Five years ago, Golf Digest named The Bull at Pinehurst Farms, located in Sheboygan Falls, one of the top 70 public golf courses in America. This year, the Jack Nicklaus designed course was almost sold at a sheriff’s sale. The sale was called off minutes before it was scheduled to start because the course’s owners filed for Chapter 7 bankruptcy.
How Did Filing for Bankruptcy Save the Golf Course?
The Sheboygan Press is reporting that a minority owner of the course is attempting to pull together enough financing to buy it. Filing for bankruptcy gives the potential buyers more time to put together a deal. “Richard Hahn — the attorney for The Bull’s creditor, Wisconsin Bank & Trust — said that The Bull and its owners have been unwilling to pay what is actually owed on the loan. The default on the loan is around $4.2 million, but Hahn said the owners are willing to pay about half of that. That won’t cut it for the bank, he said.”
It will be interesting to see what happens to this course for several reasons.

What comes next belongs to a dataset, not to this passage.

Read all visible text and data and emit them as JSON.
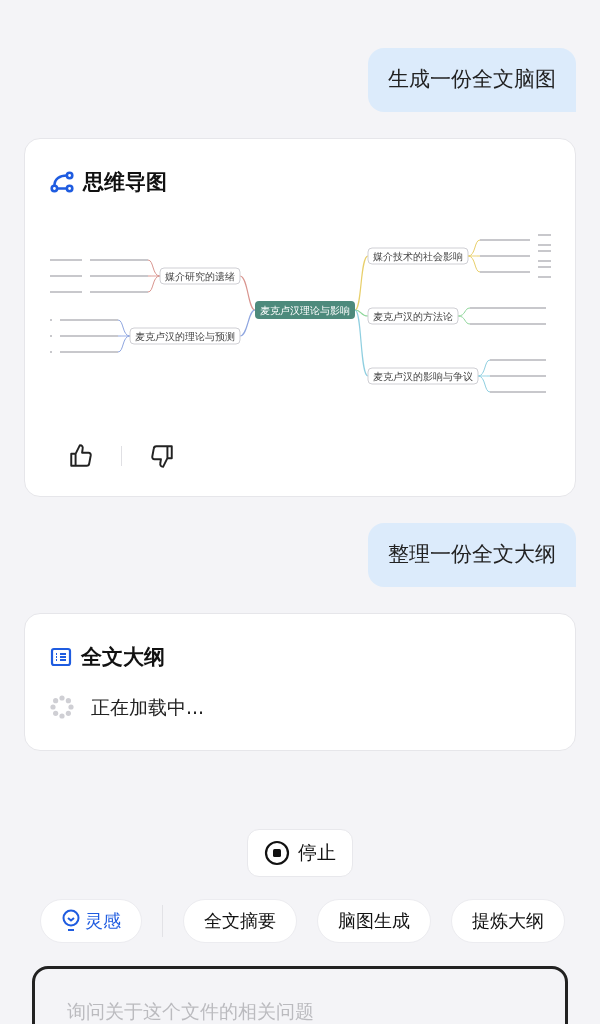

First, we are seeing several courses in Wisconsin close due to golf’s declining popularity. Younger folks find the game too slow, long, and expensive. This is changing the golf industry in a big way.
Due to golf’s decline in popularity, it is going to be harder for developers to get financing for golf course building and development. This puts a crunch on the middle of the market. We’ll always have the American Club on one end of the spectrum, and mini golf in the Dells on the other, but what will be left for the rest of us? This is the second reason it is going to be interesting to see what happens to The Bull.
Finally, this is a very public example of one of the ways Chapter 7 can be used by business owners to help them hold on to their property. In this case, a minority owner is looking for financing in order to buy the property from the majority owners and current creditors. This is not an uncommon occurrence. Business owners frequently use Chapter 7 to get a fresh start or, as in this case, buy themselves some time to get their financial house in order.
Individuals can also use Chapter 7 as a sort of financial reset button. While Chapter 7 bankruptcies are often called liquidation bankruptcies, when an individual files under this chapter it is more about wiping the slate clean of debt than getting rid of excess inventory, property, or contractual obligations.
Who can file for Chapter 7 Bankruptcy?
The ideal Chapter 7 candidate will have primarily unsecured debt (ex. credit cards, medical bills, utility bills, payday loans, etc…) and be current with any secured debt payments such as mortgage and car/lease payments. If this is the case, the individual will typically be permitted to exempt (or keep) most of their personal property.
Our firm files a lot of Chapter 7 bankruptcies, for both businesses and individuals. If you are in financial trouble, and think bankruptcy may be in your future, let’s talk. Contact us today to schedule an initial consultation.